• Your objective:
Return, word for word, the lines running from the one that contains "Output a JSON" to the final line of the listing below.

** Opening Provided data block **

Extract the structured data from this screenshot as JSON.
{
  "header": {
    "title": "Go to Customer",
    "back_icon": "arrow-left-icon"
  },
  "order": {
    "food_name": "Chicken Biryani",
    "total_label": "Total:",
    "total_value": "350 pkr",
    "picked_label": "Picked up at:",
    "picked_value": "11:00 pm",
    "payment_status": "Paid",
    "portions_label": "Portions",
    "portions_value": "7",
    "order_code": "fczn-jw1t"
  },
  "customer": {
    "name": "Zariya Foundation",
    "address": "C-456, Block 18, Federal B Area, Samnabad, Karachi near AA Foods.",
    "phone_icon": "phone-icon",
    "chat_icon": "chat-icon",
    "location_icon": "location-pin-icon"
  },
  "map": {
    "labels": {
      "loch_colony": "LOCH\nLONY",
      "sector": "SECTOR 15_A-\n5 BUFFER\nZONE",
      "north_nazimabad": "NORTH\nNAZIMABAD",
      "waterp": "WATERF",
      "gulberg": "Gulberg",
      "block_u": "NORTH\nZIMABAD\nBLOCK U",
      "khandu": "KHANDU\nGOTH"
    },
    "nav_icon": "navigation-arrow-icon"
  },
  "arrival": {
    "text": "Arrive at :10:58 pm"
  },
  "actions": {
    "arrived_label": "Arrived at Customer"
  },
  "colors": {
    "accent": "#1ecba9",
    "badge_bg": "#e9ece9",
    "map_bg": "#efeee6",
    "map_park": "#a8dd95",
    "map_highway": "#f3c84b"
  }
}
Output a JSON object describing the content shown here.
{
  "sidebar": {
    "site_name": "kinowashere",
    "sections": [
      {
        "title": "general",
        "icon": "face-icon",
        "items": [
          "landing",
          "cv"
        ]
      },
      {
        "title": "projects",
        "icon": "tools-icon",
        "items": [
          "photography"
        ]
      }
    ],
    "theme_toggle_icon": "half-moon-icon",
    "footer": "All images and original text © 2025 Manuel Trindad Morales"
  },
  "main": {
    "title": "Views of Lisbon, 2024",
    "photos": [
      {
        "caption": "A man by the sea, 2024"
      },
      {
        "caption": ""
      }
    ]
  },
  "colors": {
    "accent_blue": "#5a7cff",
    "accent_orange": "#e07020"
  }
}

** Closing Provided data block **

• The answer:
Output a JSON object describing the content shown here.
{
  "sidebar": {
    "site_name": "kinowashere",
    "sections": [
      {
        "title": "general",
        "icon": "face-icon",
        "items": [
          "landing",
          "cv"
        ]
      },
      {
        "title": "projects",
        "icon": "tools-icon",
        "items": [
          "photography"
        ]
      }
    ],
    "theme_toggle_icon": "half-moon-icon",
    "footer": "All images and original text © 2025 Manuel Trindad Morales"
  },
  "main": {
    "title": "Views of Lisbon, 2024",
    "photos": [
      {
        "caption": "A man by the sea, 2024"
      },
      {
        "caption": ""
      }
    ]
  },
  "colors": {
    "accent_blue": "#5a7cff",
    "accent_orange": "#e07020"
  }
}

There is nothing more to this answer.